Another attack on a public service vehicle (PSV) operator has strengthened the resolve of the Alliance Owners of Public Transport to champion legislative change to ensure their safety.
A driver of a Route 3 PSV, which works from Bridgetown to Redmans Village was stabbed last week near the Western Life Nazarene Church, Oxnards, St James.
AOPT chairman, Roy Raphael, while speaking to Loop News on the dangers PSV operators face on more lonesome routes, indicated that he will be lobbying the Ministry of Transport to amend either the Road Traffic Act or Transport Authority regulations so that the “full weight of the law” can be applied culprits.
“I propose to write a letter to the Ministry of Transport, asking them that the next time they amend the Road Traffic Act or the Transport Authority Regulations, to make it an indictable offence that any person who has attacked or assaulted a public service vehicle operator shall feel the full breadth of the law. And also, I would want that to be put in all public service vehicles including taxis,” Raphael stated.
The attack on PSV driver comes six months after another driver — Victor Walton — was brutally murdered in St Lucy. Walton was discovered with two gunshot wounds to his head and died a week later after being on life support.
Raphael shared that due to the national mandate to wear masks, it was harder to identify potential perpetrators. Last year, the AOPT would have appealed to the public to lower their masks for drivers and conductors upon entering the PSV but it was ignored by commuters.
He suggested that the next step will be installing cameras in the vehicles.
“I think we need to move now to a next stage where buses will need to have cameras on board all vehicles and to allow persons who are entering the buses to lower their masks,” the AOPT chairman contended.
Raphael stressed that PSV operators, who contribute a substantial amount to the transport sector, should not be working uncomfortably out of fear of being assaulted or intimidated while on the job by passengers.

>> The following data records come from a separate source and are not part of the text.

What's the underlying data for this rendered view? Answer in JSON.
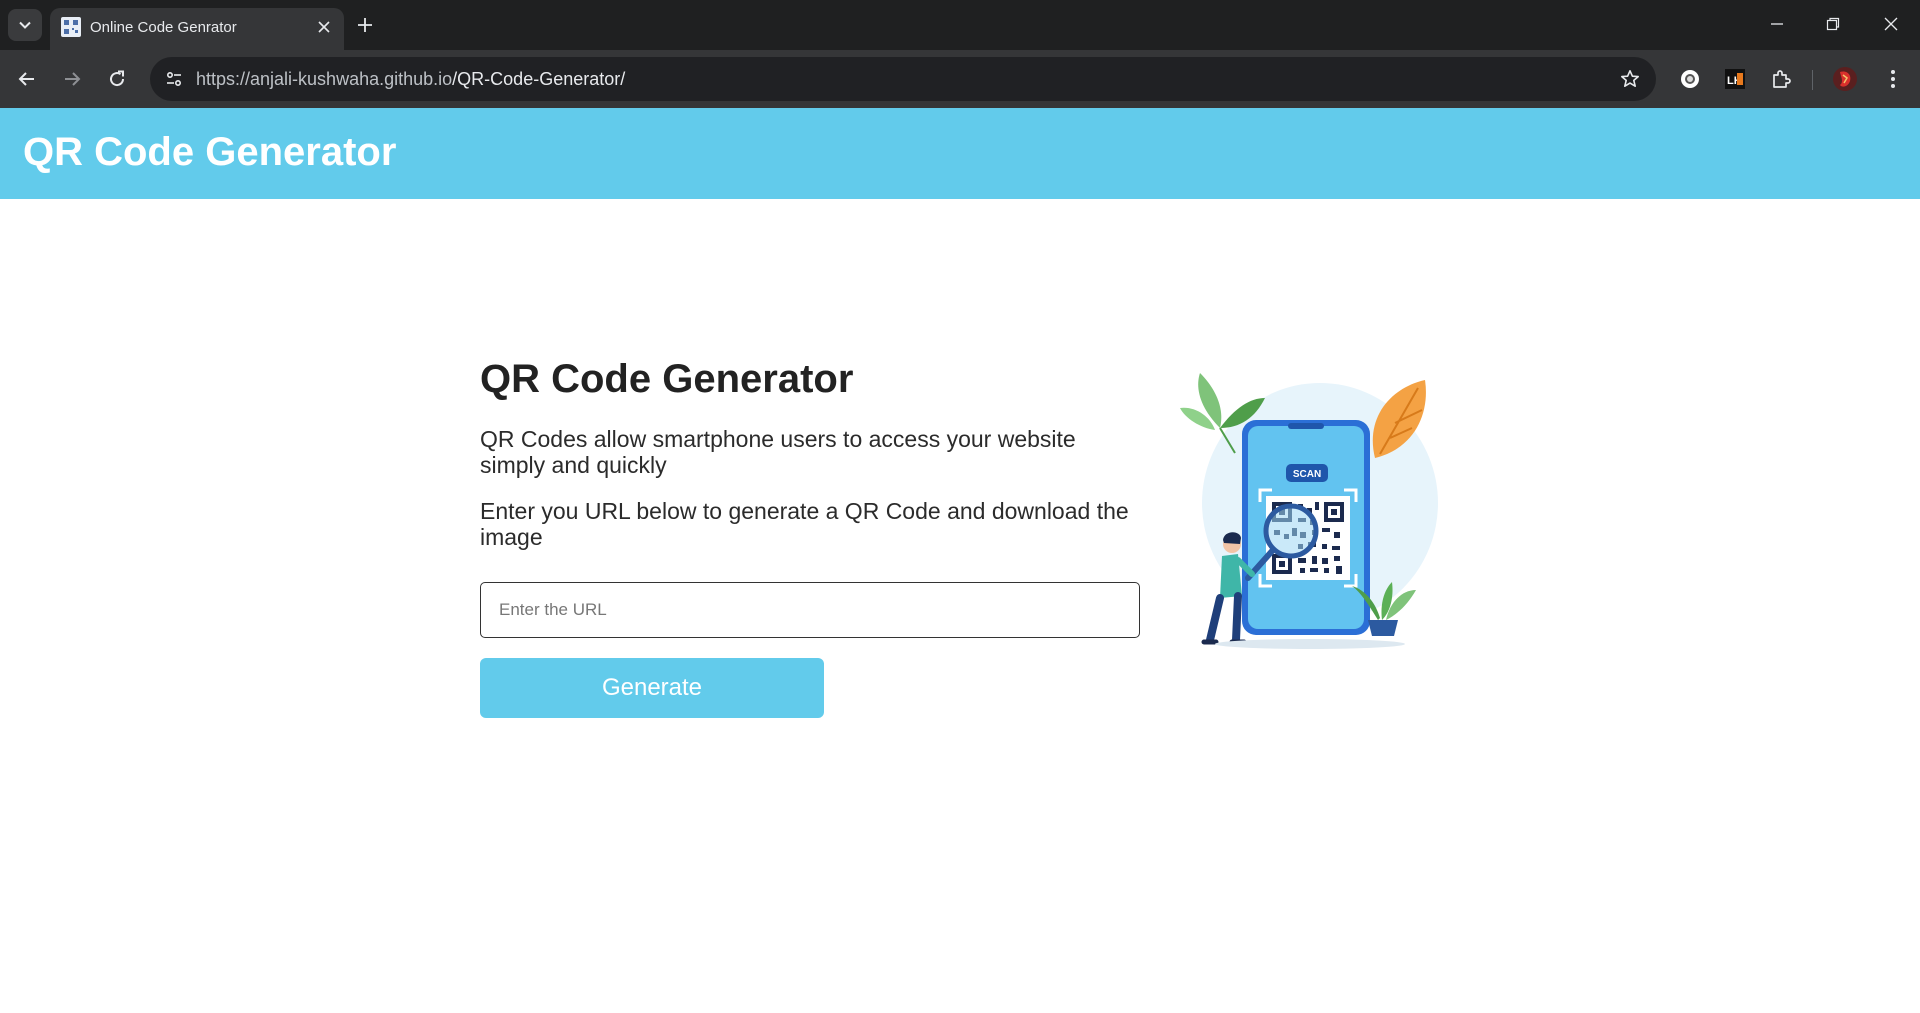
{
  "browser": {
    "tab_title": "Online Code Genrator",
    "url_host": "https://anjali-kushwaha.github.io",
    "url_path": "/QR-Code-Generator/",
    "icons": [
      "tab-search-icon",
      "favicon-icon",
      "close-icon",
      "plus-icon",
      "minimize-icon",
      "restore-icon",
      "close-window-icon",
      "back-arrow-icon",
      "forward-arrow-icon",
      "reload-icon",
      "site-info-icon",
      "star-icon",
      "extension-icon",
      "lighthouse-icon",
      "puzzle-icon",
      "profile-icon",
      "kebab-menu-icon"
    ],
    "extension_lh_label": "LH"
  },
  "header": {
    "logo": "QR Code Generator",
    "bg_color": "#62cbeb"
  },
  "main": {
    "title": "QR Code Generator",
    "paragraph1": "QR Codes allow smartphone users to access your website simply and quickly",
    "paragraph2": "Enter you URL below to generate a QR Code and download the image",
    "input_placeholder": "Enter the URL",
    "input_value": "",
    "button_label": "Generate",
    "illustration_badge": "SCAN"
  }
}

“Members of the public need to understand that we have to beef up our security. We cannot continue in this way because it has created some problems and it may have created problems for those persons who want to work late after 6 pm,” he maintained.
The AOPT chairman advised drivers to work with a conductor when possible on “empty routes” and he urged drivers and conductors not to put their lives at risk for $3.50.

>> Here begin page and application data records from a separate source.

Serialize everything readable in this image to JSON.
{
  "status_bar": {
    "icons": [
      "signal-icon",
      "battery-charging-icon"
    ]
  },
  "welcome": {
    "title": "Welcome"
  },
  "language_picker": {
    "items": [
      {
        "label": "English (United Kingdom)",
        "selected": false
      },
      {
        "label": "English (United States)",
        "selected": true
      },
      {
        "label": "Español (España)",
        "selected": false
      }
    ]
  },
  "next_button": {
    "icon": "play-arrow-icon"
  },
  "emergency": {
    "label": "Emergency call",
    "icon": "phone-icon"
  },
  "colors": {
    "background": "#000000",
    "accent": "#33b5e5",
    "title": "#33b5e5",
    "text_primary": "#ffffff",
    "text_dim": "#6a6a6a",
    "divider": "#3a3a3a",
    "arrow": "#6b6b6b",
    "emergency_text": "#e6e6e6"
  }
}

“We also want the drivers and conductors to try as hard as possible not to have one or two persons in their bus. We want to encourage them where possible to have a conductor on board. That will also minimise the threat.”
“You might get a person that comes on the bus and doesn’t want to pay — let them go! Your life is worth more than $3.50,” he continued.
Raphael also disclosed that the untimely death of Walton and the subsequent funeral expenses prompted the AOPT to create an insurance package for their operators.
To offset the cost for Walton’s family, in February this year, the AOPT organised a fundraiser.